We were talking theology the other day, and while trying to grasp the concept of time and eternity I had a burst of revelation, and it was grand. So here it is.

Time does not exist for God, since He has no beginning or end, and yet He created a world (ours) where time exists. To say that God knows the future or the past is not as accurate as saying that He is already in the future and still in the past, that God is present simultaneously in every moment this world passes through. God never grows older; without time it is impossible to be new or old. He is in a state of eternity. We often talk about eternity as if it is time without end (my childhood vision of Heaven was a very long game of checkers, very boring.), when in fact eternity can be thought of as a single unchanging point.

The concept that my little human mind cannot understand is how any sequential event can occur in a "dimension" where no time passes. For example, how do you sing a song in Heaven? It's one of those conundrums that rattles my head.

So God, who does not pass from moment to moment, sees our world and its time line in its entirety. His timeless existence and our time-bound one exist simultaneously... except that the whole idea of "simultaneous" depends on time, which sort of reduces that statement to "Choose Option A or Option Beef Medallions." Trying to reconcile the two is impossible, simply because we have no notion of what it means to have no time. We can't even imagine it, because there is absolutely nothing in all of the human experience that does not involve it. The best we can do is grasp at analogies (like a very long and boring checkers game.)

But the point is that God understood both time and eternity so well that He was able to create the passing of time within His eternal state. No small feat, if you ask me. Remember, eternity means no beginning. And yet something began.

That's when it struck me. The very first three words of the Bible embrace this fantastic, utterly unthinkable event. "In the beginning..." That's it, that right there is the appearance of time where it had not been before. It goes on to say that "this happened," and "that happened," but I had never before grasped how mind-blowing those first three words are. Time out of eternity. The beginning of all beginnings. Something new occurring in a state where everything has already occurred. I can't even begin to wrap my mind around it.
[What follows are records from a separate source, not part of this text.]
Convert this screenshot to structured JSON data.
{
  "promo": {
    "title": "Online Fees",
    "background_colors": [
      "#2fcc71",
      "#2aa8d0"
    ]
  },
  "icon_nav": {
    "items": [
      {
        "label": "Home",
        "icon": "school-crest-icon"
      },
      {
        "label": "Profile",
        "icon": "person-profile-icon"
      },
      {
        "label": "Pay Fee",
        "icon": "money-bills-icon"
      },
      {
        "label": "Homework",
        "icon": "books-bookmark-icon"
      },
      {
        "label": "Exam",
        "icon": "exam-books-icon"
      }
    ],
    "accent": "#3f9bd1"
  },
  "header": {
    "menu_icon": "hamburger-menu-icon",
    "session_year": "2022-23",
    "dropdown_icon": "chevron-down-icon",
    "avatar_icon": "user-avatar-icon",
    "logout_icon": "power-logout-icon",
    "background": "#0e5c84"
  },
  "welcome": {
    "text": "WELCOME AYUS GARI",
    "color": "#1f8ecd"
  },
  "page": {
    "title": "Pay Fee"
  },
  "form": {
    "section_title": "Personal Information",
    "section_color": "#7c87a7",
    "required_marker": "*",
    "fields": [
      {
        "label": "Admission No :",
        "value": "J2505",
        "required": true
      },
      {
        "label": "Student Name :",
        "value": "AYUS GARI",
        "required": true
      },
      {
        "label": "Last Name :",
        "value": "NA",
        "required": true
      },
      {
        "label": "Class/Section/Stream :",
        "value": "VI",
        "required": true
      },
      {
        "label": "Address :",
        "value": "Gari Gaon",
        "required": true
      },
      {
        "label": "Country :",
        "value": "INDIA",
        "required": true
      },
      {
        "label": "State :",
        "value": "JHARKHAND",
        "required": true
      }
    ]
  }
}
This is what makes me love the Bible so deeply. A child can read it and enjoy it and understand it, and yet a scholar can delve into a sentence and never find the bottom. There are meanings stacked upon meanings, plenty of soil to grow your roots into. And I, decades after first hearing those three words, can suddenly find myself absolutely blown out of the water by their significance. I guess that's why it's called the Living Word of God.

Now I've had my brain exercises for the day...


Monster Library Student said...

There is a book called "Our Lady of the Lost and Found," about a woman who is visited by Mary for a week. Not really a great read, but she tries to discuss this idea of time and touches on the futility of understanding something that is fathomless. In case you are ever hard up for something to read, check it out.

-W- said...

I like to think that time is the flip side of matter, and light is the pancake turner in God's hand. But when witticism fails me, I am content to sit and enjoy the wonder of it all...

Thanks for the reminder that they don't call it "the Good Book" for nothing. There are so many wonderful ideas and so much good language in the Bible! You can go back to it again and again and find something new and beautiful every time.

Or the extreme abuse of the word 'begat.' One of the two. =)